This plot also shows us what values of TDS and EY are achievable with this particular bean and equipment configuration. By repeating this experiment with different beans and equipment configurations, we could compare what is achievable with each.
Early on, I realized that the data here has significant uncertainty both in TDS and in brew ratio. Because of this, I didn’t want to do a simple least squares fit. With a little help from Jonathan, who deals with similar issues all the time in his research, I wound up going down the rabbit hole of frequentism vs. Bayesianism.
Jake VanderPlas has an excellent series of articles discussing these two approaches to modeling experimental data. The distinction is still quite new to me, so I won’t try to summarize Jake’s articles here, but I think I may be able to do justice to a brief description of the difference between the two approaches.
Frequentism is the classical way of looking at data. Under this view, there are underlying “true” values for the model parameters. We then use our experimental data to get an estimate of those “true” values.
On the other hand, the Bayesian approach assumes that there is no underlying “true” value for the model parameters. Instead, we start with “prior” probabilities which describe what we know already about the model parameters, then we use new experimental data to update those probabilities through the process of Bayesian inference. These updated probabilities are called “posterior” probabilities.
The Bayesian approach is conceptually, and mathematically, a little more difficult, but I like the idea that with experiment, what we’re really doing is refining our beliefs about the system, not uncovering some underlying truth about objective reality.
In keeping with the Bayesian theme, I’ve used a tool called Markov chain Monte Carlo analysis to determine the uncertainty in our reported model parameters. This method uses discrete samples from our experimental data to estimate the posterior probabilities for our model parameters.
In terms of model parameter uncertainty, for the experiment shown here, we have the following 1-sigma uncertainties:
Visually, the result looks like this:
The shaded region shows the 95% “credible interval” for the model parameters. Essentially, given our updated beliefs after incorporating the experimental data, 95% of the time the model parameters should fall within this range.
So why do so many points fall outside of that range?
The model I’ve used here accounts for measurement uncertainty—I’ve used an uncertainty of 0.05 g for weights and 0.2% Brix for refractometer measurements—but it doesn’t account for variation in the process itself. I think the most likely sources of process variation are:
- Variation in particle size distribution for the ground coffee
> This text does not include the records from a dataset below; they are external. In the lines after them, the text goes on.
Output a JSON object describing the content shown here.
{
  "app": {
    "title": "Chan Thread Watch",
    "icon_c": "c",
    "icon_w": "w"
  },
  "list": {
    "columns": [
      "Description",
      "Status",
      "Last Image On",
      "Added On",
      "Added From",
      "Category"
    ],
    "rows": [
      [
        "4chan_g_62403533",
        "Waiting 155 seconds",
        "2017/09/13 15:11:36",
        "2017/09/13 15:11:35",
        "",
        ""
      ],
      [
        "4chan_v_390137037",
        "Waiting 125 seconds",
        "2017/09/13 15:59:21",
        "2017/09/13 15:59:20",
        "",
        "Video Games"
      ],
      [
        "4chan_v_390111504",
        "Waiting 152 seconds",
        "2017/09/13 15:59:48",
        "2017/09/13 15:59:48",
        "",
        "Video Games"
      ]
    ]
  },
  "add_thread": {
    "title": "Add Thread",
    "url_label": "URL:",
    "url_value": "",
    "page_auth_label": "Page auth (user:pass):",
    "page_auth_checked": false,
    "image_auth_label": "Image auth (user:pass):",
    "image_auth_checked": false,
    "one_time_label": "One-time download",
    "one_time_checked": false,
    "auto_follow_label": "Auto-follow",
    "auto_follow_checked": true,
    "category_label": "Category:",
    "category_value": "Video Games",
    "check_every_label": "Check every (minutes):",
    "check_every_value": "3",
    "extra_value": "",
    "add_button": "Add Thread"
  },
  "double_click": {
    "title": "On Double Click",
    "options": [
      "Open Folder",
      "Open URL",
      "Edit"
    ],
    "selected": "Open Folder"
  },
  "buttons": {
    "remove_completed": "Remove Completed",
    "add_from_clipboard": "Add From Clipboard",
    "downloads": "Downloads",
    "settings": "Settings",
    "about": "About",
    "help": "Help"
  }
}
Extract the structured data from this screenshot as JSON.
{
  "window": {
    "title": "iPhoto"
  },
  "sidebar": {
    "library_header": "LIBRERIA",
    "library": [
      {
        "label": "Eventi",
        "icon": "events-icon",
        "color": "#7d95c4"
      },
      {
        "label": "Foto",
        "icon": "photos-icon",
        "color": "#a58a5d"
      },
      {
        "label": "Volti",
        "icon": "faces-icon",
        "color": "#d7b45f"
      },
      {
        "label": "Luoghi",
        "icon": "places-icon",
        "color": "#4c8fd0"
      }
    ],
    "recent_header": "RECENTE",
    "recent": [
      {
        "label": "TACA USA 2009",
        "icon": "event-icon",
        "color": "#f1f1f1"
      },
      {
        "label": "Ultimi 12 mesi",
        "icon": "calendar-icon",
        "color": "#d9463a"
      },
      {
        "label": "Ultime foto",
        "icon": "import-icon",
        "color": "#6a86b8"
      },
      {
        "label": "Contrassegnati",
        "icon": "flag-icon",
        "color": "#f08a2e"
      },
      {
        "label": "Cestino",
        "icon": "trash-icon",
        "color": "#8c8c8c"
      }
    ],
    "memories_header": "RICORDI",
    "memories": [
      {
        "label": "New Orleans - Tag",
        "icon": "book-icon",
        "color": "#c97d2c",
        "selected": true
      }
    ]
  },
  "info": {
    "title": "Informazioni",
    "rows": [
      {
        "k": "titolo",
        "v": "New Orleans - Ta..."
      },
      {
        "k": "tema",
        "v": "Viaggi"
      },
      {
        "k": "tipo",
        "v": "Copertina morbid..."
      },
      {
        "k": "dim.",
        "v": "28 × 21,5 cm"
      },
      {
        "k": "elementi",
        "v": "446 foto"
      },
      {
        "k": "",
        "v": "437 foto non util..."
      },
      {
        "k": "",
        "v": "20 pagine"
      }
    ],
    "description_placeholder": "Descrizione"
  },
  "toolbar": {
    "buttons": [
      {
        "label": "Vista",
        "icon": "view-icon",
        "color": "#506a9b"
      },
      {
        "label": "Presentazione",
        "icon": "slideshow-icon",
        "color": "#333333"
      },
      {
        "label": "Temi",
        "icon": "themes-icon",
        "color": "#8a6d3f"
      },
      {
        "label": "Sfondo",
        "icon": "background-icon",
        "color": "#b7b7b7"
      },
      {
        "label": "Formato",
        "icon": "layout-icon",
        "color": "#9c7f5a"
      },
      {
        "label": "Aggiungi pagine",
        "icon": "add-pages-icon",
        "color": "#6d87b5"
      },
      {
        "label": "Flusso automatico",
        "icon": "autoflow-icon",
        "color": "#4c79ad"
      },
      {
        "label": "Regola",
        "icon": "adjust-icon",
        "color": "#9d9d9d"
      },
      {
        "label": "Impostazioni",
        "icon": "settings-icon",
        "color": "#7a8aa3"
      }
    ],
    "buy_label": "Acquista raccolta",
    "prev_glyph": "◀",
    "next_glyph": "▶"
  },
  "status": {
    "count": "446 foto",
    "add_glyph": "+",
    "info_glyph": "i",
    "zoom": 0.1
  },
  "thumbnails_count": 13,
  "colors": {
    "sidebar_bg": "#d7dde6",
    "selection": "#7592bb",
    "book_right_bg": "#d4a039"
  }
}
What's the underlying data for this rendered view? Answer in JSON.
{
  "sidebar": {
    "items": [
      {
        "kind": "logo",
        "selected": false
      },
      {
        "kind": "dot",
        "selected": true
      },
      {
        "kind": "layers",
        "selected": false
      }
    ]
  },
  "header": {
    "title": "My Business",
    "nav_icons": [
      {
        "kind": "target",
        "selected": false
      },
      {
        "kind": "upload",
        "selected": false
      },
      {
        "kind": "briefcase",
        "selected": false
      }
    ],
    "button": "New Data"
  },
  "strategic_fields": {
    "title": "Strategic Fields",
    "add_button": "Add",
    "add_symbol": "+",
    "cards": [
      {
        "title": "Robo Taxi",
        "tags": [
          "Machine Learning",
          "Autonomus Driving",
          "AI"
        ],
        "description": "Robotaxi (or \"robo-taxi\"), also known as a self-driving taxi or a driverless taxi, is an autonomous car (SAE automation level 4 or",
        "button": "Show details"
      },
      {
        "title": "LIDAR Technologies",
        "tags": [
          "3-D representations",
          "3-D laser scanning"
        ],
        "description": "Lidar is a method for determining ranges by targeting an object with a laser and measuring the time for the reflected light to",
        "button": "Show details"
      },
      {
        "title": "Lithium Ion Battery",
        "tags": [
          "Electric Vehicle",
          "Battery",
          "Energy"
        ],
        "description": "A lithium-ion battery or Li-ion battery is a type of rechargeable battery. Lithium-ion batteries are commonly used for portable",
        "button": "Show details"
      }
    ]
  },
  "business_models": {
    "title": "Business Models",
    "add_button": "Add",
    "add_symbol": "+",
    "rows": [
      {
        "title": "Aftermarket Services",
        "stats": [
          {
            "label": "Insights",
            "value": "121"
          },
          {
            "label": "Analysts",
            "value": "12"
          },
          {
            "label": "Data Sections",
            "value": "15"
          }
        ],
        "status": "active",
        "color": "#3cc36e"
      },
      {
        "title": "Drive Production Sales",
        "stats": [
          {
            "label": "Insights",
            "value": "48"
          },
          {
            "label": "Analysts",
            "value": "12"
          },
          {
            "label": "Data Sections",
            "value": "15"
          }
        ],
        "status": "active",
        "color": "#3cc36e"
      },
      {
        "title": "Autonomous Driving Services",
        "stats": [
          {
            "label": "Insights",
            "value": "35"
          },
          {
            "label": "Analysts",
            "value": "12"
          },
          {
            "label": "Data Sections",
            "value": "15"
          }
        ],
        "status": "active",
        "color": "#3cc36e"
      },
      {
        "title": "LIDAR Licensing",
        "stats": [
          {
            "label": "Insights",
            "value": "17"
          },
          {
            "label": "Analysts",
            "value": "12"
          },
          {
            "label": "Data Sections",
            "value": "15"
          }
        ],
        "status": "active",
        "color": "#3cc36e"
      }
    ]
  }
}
- Variation in pressure due to hysteresis in the over pressure valve in my Gaggia Classic Pro
- Variation in puck preparation
I’m working on adding process uncertainty to the model, but in the meantime I will say that these measurements have given me a lot of insight into the variations in my process. For example, it’s through these measurements that I’ve realized that—particularly with the 6.5 bar spring installed—variation in the response of the OPV can cause significant changes in shot timing.
The reported parameter uncertainties should be taken with a grain of salt, since they do not take process variations into account. However, I would say this method has a lot of potential for comparing different beans, equipment configurations, and workflows.
Making these measurements has certainly helped me identify a few sources of variation in my process. I would encourage you to give it a try, and see what you learn about your own process.
I’ve provided an intuitive justification for the model presented here, but there is a mathematical justification as well. In an upcoming post, I will be outlining an analytic solution to a simplified version of the model presented by Moroney et al. in their 2019 paper, and we’ll see the same exponential form come up again.